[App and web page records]
-------

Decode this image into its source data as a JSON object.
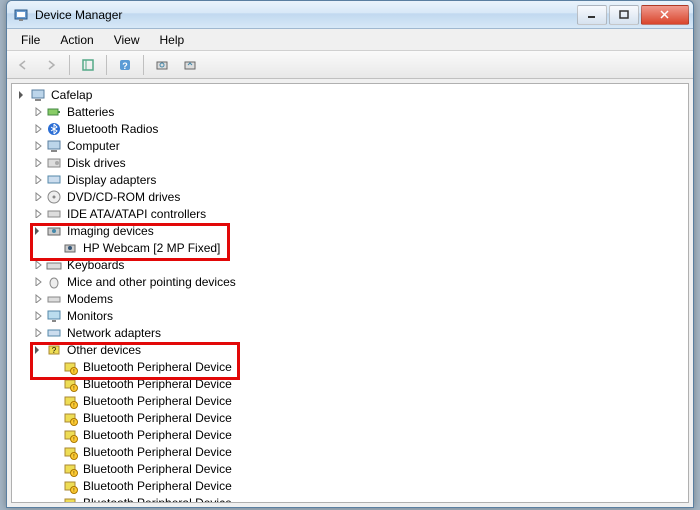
{
  "window": {
    "title": "Device Manager"
  },
  "menu": {
    "file": "File",
    "action": "Action",
    "view": "View",
    "help": "Help"
  },
  "tree": {
    "root": "Cafelap",
    "batteries": "Batteries",
    "bluetooth_radios": "Bluetooth Radios",
    "computer": "Computer",
    "disk_drives": "Disk drives",
    "display_adapters": "Display adapters",
    "dvd_cdrom": "DVD/CD-ROM drives",
    "ide_ata": "IDE ATA/ATAPI controllers",
    "imaging_devices": "Imaging devices",
    "hp_webcam": "HP Webcam [2 MP Fixed]",
    "keyboards": "Keyboards",
    "mice": "Mice and other pointing devices",
    "modems": "Modems",
    "monitors": "Monitors",
    "network_adapters": "Network adapters",
    "other_devices": "Other devices",
    "bluetooth_peripheral": "Bluetooth Peripheral Device"
  }
}
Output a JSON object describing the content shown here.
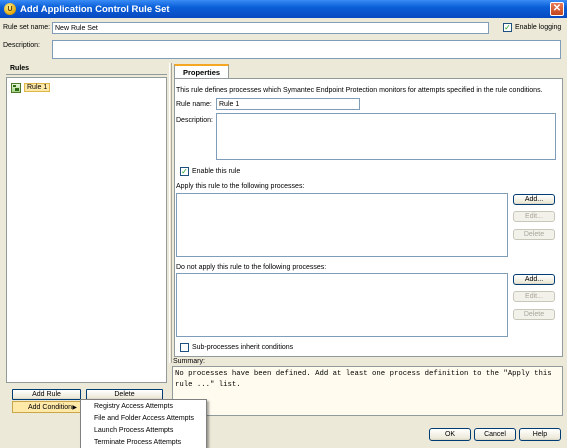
{
  "window": {
    "title": "Add Application Control Rule Set",
    "close_glyph": "✕"
  },
  "rule_set": {
    "name_label": "Rule set name:",
    "name_value": "New Rule Set",
    "enable_logging_label": "Enable logging",
    "enable_logging_checked": true,
    "description_label": "Description:",
    "description_value": ""
  },
  "rules_panel": {
    "title": "Rules",
    "items": [
      {
        "label": "Rule 1",
        "icon": "rule-icon",
        "selected": true
      }
    ],
    "add_rule_label": "Add Rule",
    "delete_label": "Delete",
    "add_condition_label": "Add Condition"
  },
  "context_menu": {
    "items": [
      "Registry Access Attempts",
      "File and Folder Access Attempts",
      "Launch Process Attempts",
      "Terminate Process Attempts"
    ]
  },
  "properties": {
    "tab_label": "Properties",
    "intro": "This rule defines processes which Symantec Endpoint Protection monitors for attempts specified in the rule conditions.",
    "rule_name_label": "Rule name:",
    "rule_name_value": "Rule 1",
    "description_label": "Description:",
    "description_value": "",
    "enable_rule_label": "Enable this rule",
    "enable_rule_checked": true,
    "apply_label": "Apply this rule to the following processes:",
    "apply_buttons": {
      "add": "Add...",
      "edit": "Edit...",
      "delete": "Delete"
    },
    "not_apply_label": "Do not apply this rule to the following processes:",
    "not_apply_buttons": {
      "add": "Add...",
      "edit": "Edit...",
      "delete": "Delete"
    },
    "subprocess_label": "Sub-processes inherit conditions",
    "subprocess_checked": false
  },
  "summary": {
    "label": "Summary:",
    "text": "No processes have been defined. Add at least one process definition to the \"Apply this rule ...\" list."
  },
  "footer": {
    "ok_label": "OK",
    "cancel_label": "Cancel",
    "help_label": "Help"
  },
  "colors": {
    "titlebar": "#0a5fd8",
    "selection": "#ffe9a8",
    "window_bg": "#ece9d8"
  }
}
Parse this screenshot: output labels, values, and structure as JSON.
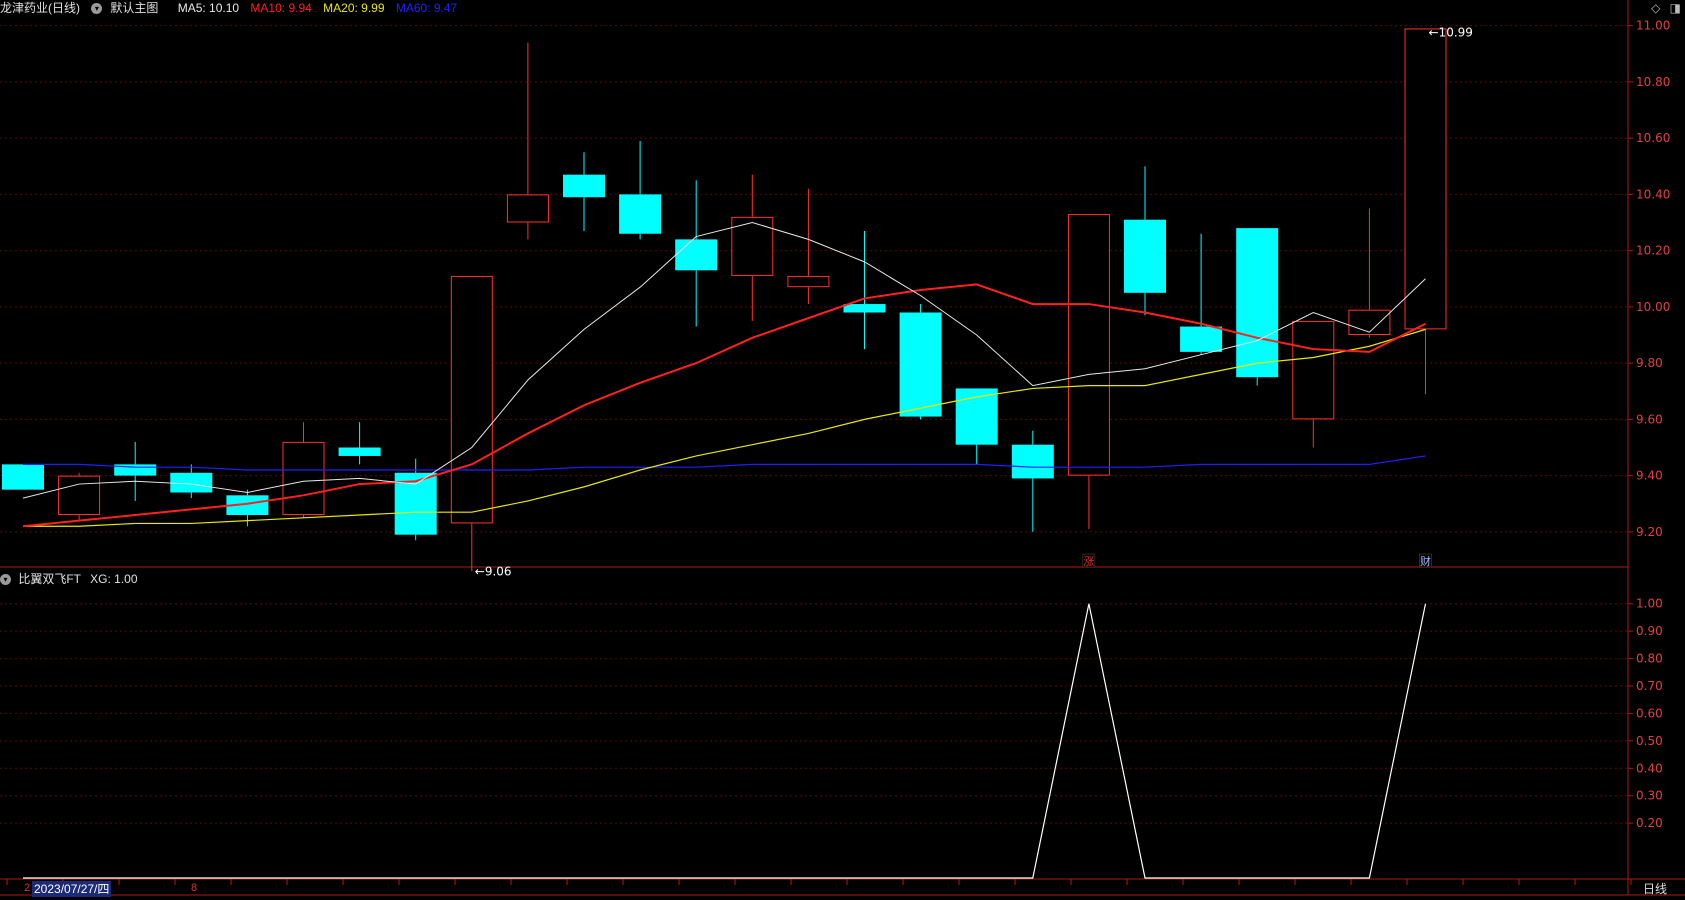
{
  "header": {
    "stock_name": "龙津药业(日线)",
    "template": "默认主图",
    "ma5": {
      "label": "MA5: 10.10",
      "color": "#e8e8e8"
    },
    "ma10": {
      "label": "MA10: 9.94",
      "color": "#ff2020"
    },
    "ma20": {
      "label": "MA20: 9.99",
      "color": "#e8e800"
    },
    "ma60": {
      "label": "MA60: 9.47",
      "color": "#2020ff"
    },
    "icons": [
      "diamond-icon",
      "layout-icon"
    ]
  },
  "indicator_header": {
    "name": "比翼双飞FT",
    "value": "XG: 1.00"
  },
  "footer": {
    "date": "2023/07/27/四",
    "period": "日线",
    "left_marks": [
      "2",
      "8"
    ]
  },
  "colors": {
    "up": "#ff3030",
    "down": "#00ffff",
    "axis": "#aa1a1a",
    "grid": "#5a0a0a",
    "axis_text": "#e04040"
  },
  "chart_data": [
    {
      "type": "candlestick",
      "ylim": [
        9.1,
        11.02
      ],
      "yticks": [
        "11.00",
        "10.80",
        "10.60",
        "10.40",
        "10.20",
        "10.00",
        "9.80",
        "9.60",
        "9.40",
        "9.20"
      ],
      "ytick_values": [
        11.0,
        10.8,
        10.6,
        10.4,
        10.2,
        10.0,
        9.8,
        9.6,
        9.4,
        9.2
      ],
      "candles": [
        {
          "o": 9.44,
          "c": 9.35,
          "h": 9.44,
          "l": 9.35
        },
        {
          "o": 9.26,
          "c": 9.4,
          "h": 9.41,
          "l": 9.24
        },
        {
          "o": 9.44,
          "c": 9.4,
          "h": 9.52,
          "l": 9.31
        },
        {
          "o": 9.41,
          "c": 9.34,
          "h": 9.44,
          "l": 9.32
        },
        {
          "o": 9.33,
          "c": 9.26,
          "h": 9.35,
          "l": 9.22
        },
        {
          "o": 9.26,
          "c": 9.52,
          "h": 9.59,
          "l": 9.25
        },
        {
          "o": 9.5,
          "c": 9.47,
          "h": 9.59,
          "l": 9.44
        },
        {
          "o": 9.41,
          "c": 9.19,
          "h": 9.46,
          "l": 9.17
        },
        {
          "o": 9.23,
          "c": 10.11,
          "h": 10.11,
          "l": 9.06
        },
        {
          "o": 10.3,
          "c": 10.4,
          "h": 10.94,
          "l": 10.24
        },
        {
          "o": 10.47,
          "c": 10.39,
          "h": 10.55,
          "l": 10.27
        },
        {
          "o": 10.4,
          "c": 10.26,
          "h": 10.59,
          "l": 10.24
        },
        {
          "o": 10.24,
          "c": 10.13,
          "h": 10.45,
          "l": 9.93
        },
        {
          "o": 10.11,
          "c": 10.32,
          "h": 10.47,
          "l": 9.95
        },
        {
          "o": 10.07,
          "c": 10.11,
          "h": 10.42,
          "l": 10.01
        },
        {
          "o": 10.01,
          "c": 9.98,
          "h": 10.27,
          "l": 9.85
        },
        {
          "o": 9.98,
          "c": 9.61,
          "h": 10.01,
          "l": 9.6
        },
        {
          "o": 9.71,
          "c": 9.51,
          "h": 9.71,
          "l": 9.44
        },
        {
          "o": 9.51,
          "c": 9.39,
          "h": 9.56,
          "l": 9.2
        },
        {
          "o": 9.4,
          "c": 10.33,
          "h": 10.33,
          "l": 9.21
        },
        {
          "o": 10.31,
          "c": 10.05,
          "h": 10.5,
          "l": 9.97
        },
        {
          "o": 9.93,
          "c": 9.84,
          "h": 10.26,
          "l": 9.83
        },
        {
          "o": 10.28,
          "c": 9.75,
          "h": 10.28,
          "l": 9.72
        },
        {
          "o": 9.6,
          "c": 9.95,
          "h": 9.95,
          "l": 9.5
        },
        {
          "o": 9.9,
          "c": 9.99,
          "h": 10.35,
          "l": 9.89
        },
        {
          "o": 9.92,
          "c": 10.99,
          "h": 10.99,
          "l": 9.69
        }
      ],
      "ma5": [
        9.32,
        9.37,
        9.38,
        9.37,
        9.34,
        9.38,
        9.39,
        9.37,
        9.5,
        9.74,
        9.92,
        10.07,
        10.25,
        10.3,
        10.24,
        10.16,
        10.04,
        9.9,
        9.72,
        9.76,
        9.78,
        9.83,
        9.88,
        9.98,
        9.91,
        10.1
      ],
      "ma10": [
        9.22,
        9.24,
        9.26,
        9.28,
        9.3,
        9.33,
        9.37,
        9.38,
        9.44,
        9.55,
        9.65,
        9.73,
        9.8,
        9.89,
        9.96,
        10.03,
        10.06,
        10.08,
        10.01,
        10.01,
        9.98,
        9.94,
        9.89,
        9.85,
        9.84,
        9.94
      ],
      "ma20": [
        9.22,
        9.22,
        9.23,
        9.23,
        9.24,
        9.25,
        9.26,
        9.27,
        9.27,
        9.31,
        9.36,
        9.42,
        9.47,
        9.51,
        9.55,
        9.6,
        9.64,
        9.68,
        9.71,
        9.72,
        9.72,
        9.76,
        9.8,
        9.82,
        9.86,
        9.92
      ],
      "ma60": [
        9.44,
        9.44,
        9.43,
        9.43,
        9.42,
        9.42,
        9.42,
        9.42,
        9.42,
        9.42,
        9.43,
        9.43,
        9.43,
        9.44,
        9.44,
        9.44,
        9.44,
        9.44,
        9.43,
        9.43,
        9.43,
        9.44,
        9.44,
        9.44,
        9.44,
        9.47
      ],
      "annotations": [
        {
          "index": 8,
          "price": 9.06,
          "label": "9.06",
          "position": "low"
        },
        {
          "index": 25,
          "price": 10.99,
          "label": "10.99",
          "position": "high"
        }
      ],
      "markers": [
        {
          "index": 19,
          "label": "涨",
          "color": "#e03030"
        },
        {
          "index": 25,
          "label": "财",
          "color": "#a0b8ff"
        }
      ]
    },
    {
      "type": "line",
      "name": "XG",
      "ylim": [
        0,
        1.05
      ],
      "yticks": [
        "1.00",
        "0.90",
        "0.80",
        "0.70",
        "0.60",
        "0.50",
        "0.40",
        "0.30",
        "0.20"
      ],
      "ytick_values": [
        1.0,
        0.9,
        0.8,
        0.7,
        0.6,
        0.5,
        0.4,
        0.3,
        0.2
      ],
      "values": [
        0,
        0,
        0,
        0,
        0,
        0,
        0,
        0,
        0,
        0,
        0,
        0,
        0,
        0,
        0,
        0,
        0,
        0,
        0,
        1,
        0,
        0,
        0,
        0,
        0,
        1
      ]
    }
  ]
}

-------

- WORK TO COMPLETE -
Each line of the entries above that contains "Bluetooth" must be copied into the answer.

- RESPONSE BOX -
    "bluetooth_radios": "Bluetooth Radios",
    "bluetooth_peripheral": "Bluetooth Peripheral Device"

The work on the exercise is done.